On a navigational note, those of you who download the GPX file will notice that it's broken into nine legs, three per day (1-1,1-2,1-3 and 2-1, 2-2, 2-3 and 3-1, 3-2, 3-3). I don't know what rationale was used to determine how long each leg of the journey would be. But you should know one thing: Section 1-1 is the longest section by far. It runs about 125 miles. The next longest section only runs about 70 miles. Don't think that the sections are broken down by convenience to gas, food, etc--there is clearly no correlation. They are simply chunks of the total trail-some as short as 33 miles. The only convenience stop listed in the GPX file is "Rays Pizza." I went to that waypoint. There is no such thing as Ray's Pizza, unless of course, you happen to be in Manhattan.

Not far from Colmesneil, your GPS will tell you to turn up Sandhill Road.

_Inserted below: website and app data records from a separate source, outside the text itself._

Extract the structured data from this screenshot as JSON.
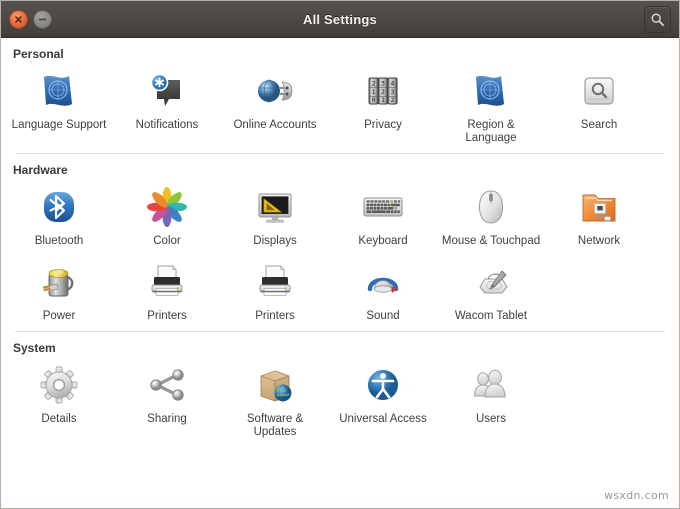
{
  "window": {
    "title": "All Settings",
    "close_label": "Close",
    "minimize_label": "Minimize",
    "search_label": "Search",
    "search_icon": "search-icon",
    "close_icon": "close-icon",
    "minimize_icon": "minimize-icon"
  },
  "watermark": "wsxdn.com",
  "colors": {
    "titlebar_top": "#56524e",
    "titlebar_bottom": "#413d3a",
    "close_button": "#e7683a",
    "minimize_button": "#8d8782",
    "title_text": "#f2efed",
    "background": "#ffffff",
    "section_title": "#3a3a3a",
    "label_text": "#3f3f3f",
    "separator": "#e2e0de",
    "accent_blue": "#3465a4",
    "accent_orange": "#e8762a"
  },
  "sections": [
    {
      "title": "Personal",
      "items": [
        {
          "label": "Language Support",
          "icon": "flag-icon"
        },
        {
          "label": "Notifications",
          "icon": "notification-bubble-icon"
        },
        {
          "label": "Online Accounts",
          "icon": "globe-accounts-icon"
        },
        {
          "label": "Privacy",
          "icon": "combination-lock-icon"
        },
        {
          "label": "Region & Language",
          "icon": "flag-icon"
        },
        {
          "label": "Search",
          "icon": "search-panel-icon"
        }
      ]
    },
    {
      "title": "Hardware",
      "items": [
        {
          "label": "Bluetooth",
          "icon": "bluetooth-icon"
        },
        {
          "label": "Color",
          "icon": "color-flower-icon"
        },
        {
          "label": "Displays",
          "icon": "monitor-icon"
        },
        {
          "label": "Keyboard",
          "icon": "keyboard-icon"
        },
        {
          "label": "Mouse & Touchpad",
          "icon": "mouse-icon"
        },
        {
          "label": "Network",
          "icon": "network-folder-icon"
        },
        {
          "label": "Power",
          "icon": "battery-plug-icon"
        },
        {
          "label": "Printers",
          "icon": "printer-icon"
        },
        {
          "label": "Printers",
          "icon": "printer-icon"
        },
        {
          "label": "Sound",
          "icon": "sound-icon"
        },
        {
          "label": "Wacom Tablet",
          "icon": "wacom-tablet-icon"
        }
      ]
    },
    {
      "title": "System",
      "items": [
        {
          "label": "Details",
          "icon": "gear-icon"
        },
        {
          "label": "Sharing",
          "icon": "share-nodes-icon"
        },
        {
          "label": "Software & Updates",
          "icon": "software-box-icon"
        },
        {
          "label": "Universal Access",
          "icon": "accessibility-icon"
        },
        {
          "label": "Users",
          "icon": "users-icon"
        }
      ]
    }
  ],
  "privacy_lock_digits": [
    [
      "2",
      "1",
      "0"
    ],
    [
      "3",
      "2",
      "1"
    ],
    [
      "4",
      "3",
      "2"
    ]
  ]
}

This is where they bury the motorcyclists who ride Sand Hill Road with 50/50 tires. I was glad to have a light bike and 90/10 tires! After a while, I kinda enjoyed the craziness of riding sand. The counterintuitive lunacy of punching it as soon as I feel out of control is exhilarating!

At Sam Rayburn Reservoir, Counselor decided to go off-roading though a public park. We left just as the sherifs arrived.

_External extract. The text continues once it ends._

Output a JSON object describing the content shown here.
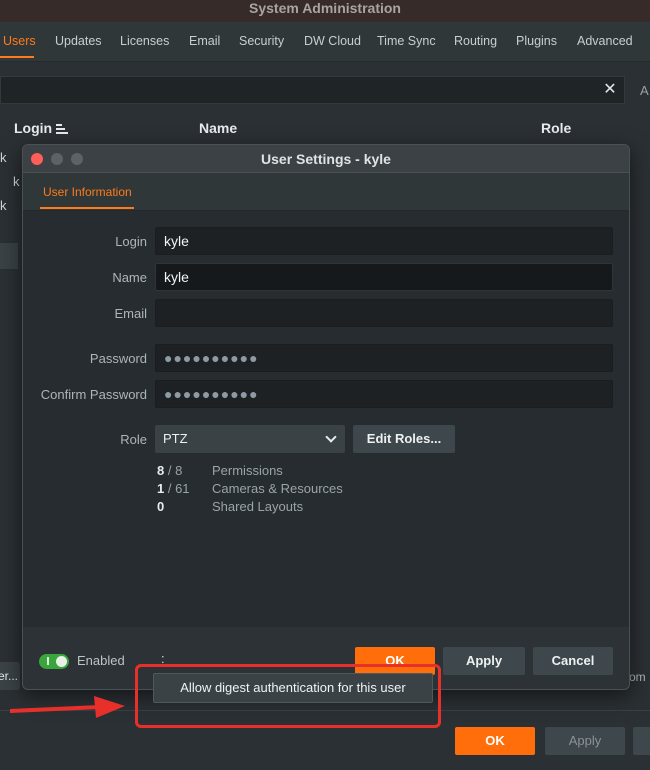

It was about 2p and we were starving. We both wanted to go to some cool hole-in-the-wall joint, but with our options limited we ended up at a Dairy Queen in Hemphill (I think).

What I do distinctly remember is that my hamburger had something inexplicably hard within the meat. So hard, in fact, that I chipped my front tooth.



The piece of front tooth. My first adventure-related injury.

In the late afternoon we came upon the last section of the day, 1-3, which includes Nine Mile Road. This unimproved stretch of road was easily the most technical of the trip. It ran along the banks of the Toledo Bend Reservoir in the Sabine National Forest. The "road" was narrow an pocked with deep mud sections and standing water. Counselor and I were having such fun that we almost didn't notice the stretch of barbed wire running directly across the path.

Sorry, we didn't take a picture. We ended up driving along the fence line until we found a break. We drove across a field to rejoin Nine Mile Road. Before long, however, we were forced into a confrontation with a local landowner/foreman. The area was clearly being developed for housing and the developer didn't want folks driving through his land. He claimed the road was closed since he owned all the land abutting the national forest road.

I didn't argue with him. I played nice and dumb until he allowed us to continue to our destination. I don't know that I agree with his logic of the legality of closing a public roadway simply because he owns the land on both sides. I may have to call the Sabine County office and find out whether his closing the road was done legally. If not, my next trip loadout will include a letter from the county commissioner and some wire cutters.

Bean's VIP campground is not where the GPS waypoint says it is. It's close, but no cigar. You'll have to drive around a bit. The peninsula is small, so you'll find it eventually.



My setup. Notice the beautiful reservoir beyond.



Counselor went with a tent this time, though a really small one.

Counselor's cold was really catching up with him at this point and he didn't feel like riding twelve miles to go out to dinner. Instead, he downed a NyQuil cocktail and shoe-horned himself into his mini-tent.

I really didn't feel like going out either, so I boiled a cup of water on the fire and prepared a Mountain Home freeze dried meal. Spaghetti. After ten minutes of soaking, it didn't look like spaghetti. It tasted almost, but not quite, entirely unlike spaghetti. I decided at last that it wasn't spaghetti, it was soup. Soup that was inspired by spaghetti. It turned out to be the best damned spaghetti soup I'd ever eaten.

One Ambien later I was sleeping like a man with a clear conscious.

**END of Day One**

Coming Soon - Day Two

Rusty Shovel screwed with this post 04-24-2013 at 06:08 PM
Rusty Shovel is offline   Reply With Quote